* TASK DIRECTIONS:
Show every line of the material that follows in which the word "JSON" occurs.

[RECORDS PROVIDED — start]

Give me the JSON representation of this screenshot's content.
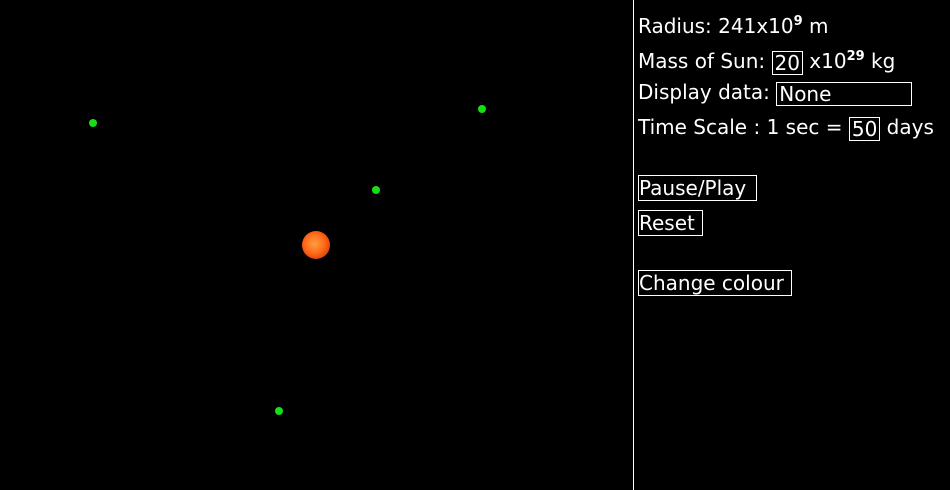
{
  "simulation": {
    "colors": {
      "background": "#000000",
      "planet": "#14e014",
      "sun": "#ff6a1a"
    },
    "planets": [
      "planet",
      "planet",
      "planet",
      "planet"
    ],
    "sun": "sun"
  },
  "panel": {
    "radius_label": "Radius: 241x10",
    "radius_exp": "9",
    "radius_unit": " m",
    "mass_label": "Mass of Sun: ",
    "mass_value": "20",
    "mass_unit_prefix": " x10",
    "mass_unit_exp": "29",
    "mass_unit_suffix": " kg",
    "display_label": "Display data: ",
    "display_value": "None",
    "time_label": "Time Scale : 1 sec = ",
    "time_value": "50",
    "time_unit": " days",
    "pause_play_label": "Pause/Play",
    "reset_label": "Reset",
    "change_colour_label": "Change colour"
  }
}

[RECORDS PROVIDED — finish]
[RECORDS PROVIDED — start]

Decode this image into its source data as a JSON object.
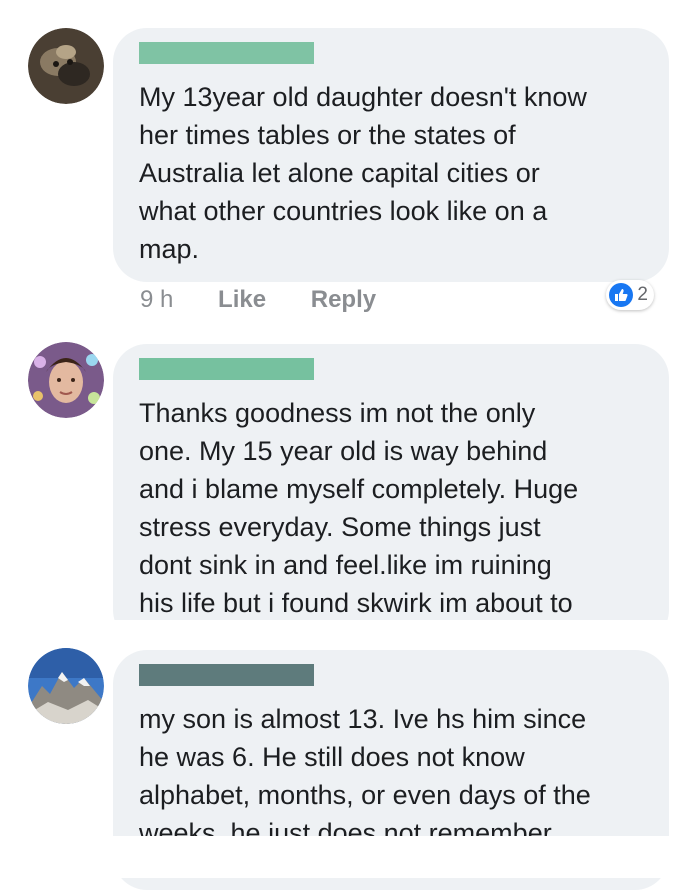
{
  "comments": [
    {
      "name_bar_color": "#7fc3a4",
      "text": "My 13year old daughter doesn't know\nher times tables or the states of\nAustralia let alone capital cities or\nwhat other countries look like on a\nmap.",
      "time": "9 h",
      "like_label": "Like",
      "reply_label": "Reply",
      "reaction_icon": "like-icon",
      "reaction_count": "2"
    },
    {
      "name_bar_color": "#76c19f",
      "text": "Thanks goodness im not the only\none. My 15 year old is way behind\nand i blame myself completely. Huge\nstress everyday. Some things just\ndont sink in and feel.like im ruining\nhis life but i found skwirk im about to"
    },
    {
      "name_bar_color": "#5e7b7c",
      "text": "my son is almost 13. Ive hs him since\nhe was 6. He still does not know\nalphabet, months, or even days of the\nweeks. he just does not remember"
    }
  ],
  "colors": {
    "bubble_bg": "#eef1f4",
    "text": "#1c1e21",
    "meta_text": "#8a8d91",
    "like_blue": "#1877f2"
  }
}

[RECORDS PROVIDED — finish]
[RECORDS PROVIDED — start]

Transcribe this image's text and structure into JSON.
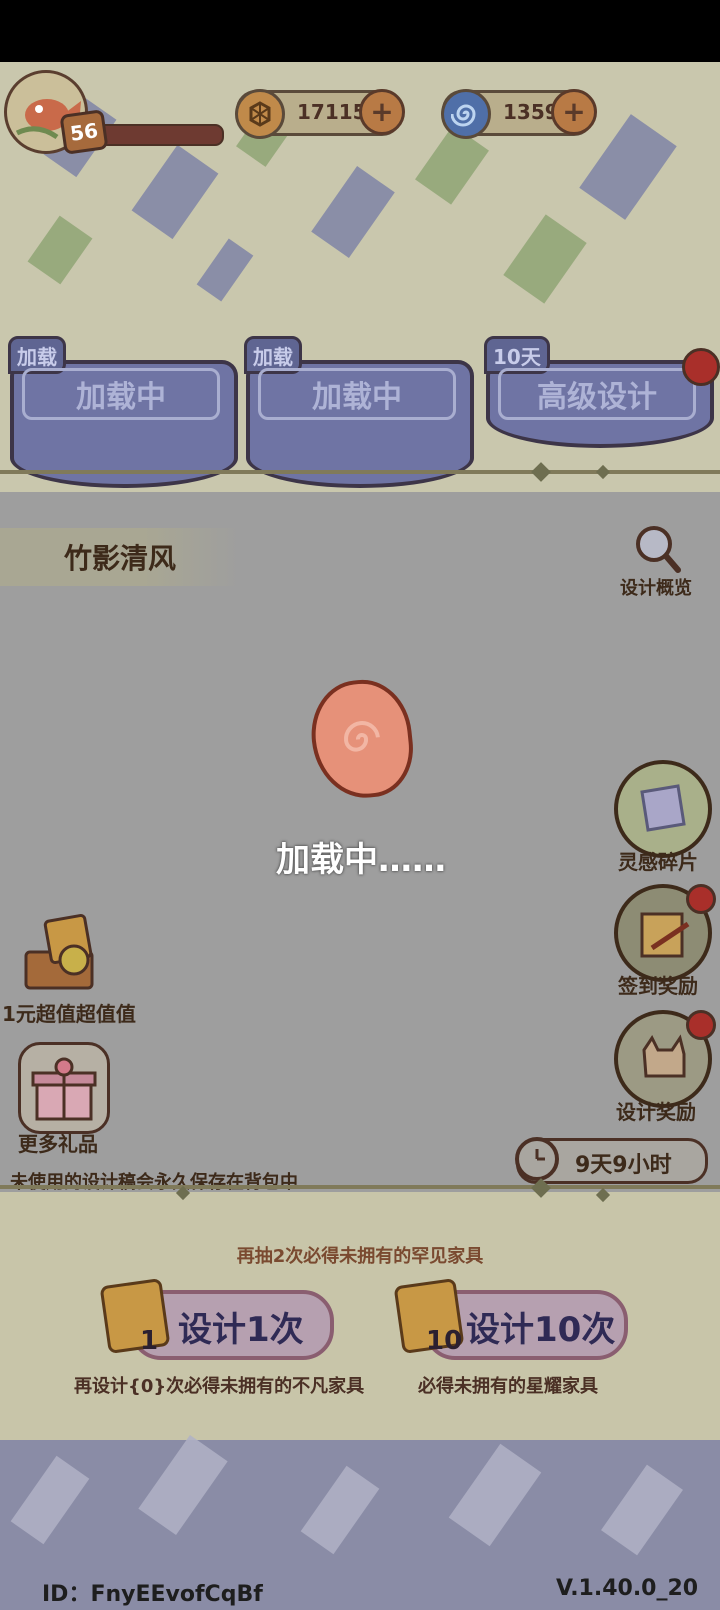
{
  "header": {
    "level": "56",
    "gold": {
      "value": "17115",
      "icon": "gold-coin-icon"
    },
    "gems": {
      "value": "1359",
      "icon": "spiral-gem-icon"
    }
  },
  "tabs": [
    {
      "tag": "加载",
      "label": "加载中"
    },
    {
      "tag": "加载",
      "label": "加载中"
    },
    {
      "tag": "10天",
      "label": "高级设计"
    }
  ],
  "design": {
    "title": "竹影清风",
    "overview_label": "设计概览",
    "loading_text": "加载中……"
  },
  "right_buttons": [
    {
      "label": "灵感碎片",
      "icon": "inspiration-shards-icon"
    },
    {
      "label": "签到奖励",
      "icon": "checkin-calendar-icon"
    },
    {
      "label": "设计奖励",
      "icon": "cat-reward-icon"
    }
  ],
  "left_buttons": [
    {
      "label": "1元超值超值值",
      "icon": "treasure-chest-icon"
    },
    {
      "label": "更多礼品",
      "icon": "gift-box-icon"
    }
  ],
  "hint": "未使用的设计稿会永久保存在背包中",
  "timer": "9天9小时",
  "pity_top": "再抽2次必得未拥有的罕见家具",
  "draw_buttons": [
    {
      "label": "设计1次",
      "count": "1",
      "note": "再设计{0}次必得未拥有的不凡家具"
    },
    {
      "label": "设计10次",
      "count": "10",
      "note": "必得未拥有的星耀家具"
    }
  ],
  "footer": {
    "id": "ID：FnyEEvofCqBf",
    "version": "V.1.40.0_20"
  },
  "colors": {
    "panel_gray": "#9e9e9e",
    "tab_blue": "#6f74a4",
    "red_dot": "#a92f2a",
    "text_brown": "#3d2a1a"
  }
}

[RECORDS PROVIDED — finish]

* TASK ANSWER:
Give me the JSON representation of this screenshot's content.
Decode this image into its source data as a JSON object.
Transcribe this image's text and structure into JSON.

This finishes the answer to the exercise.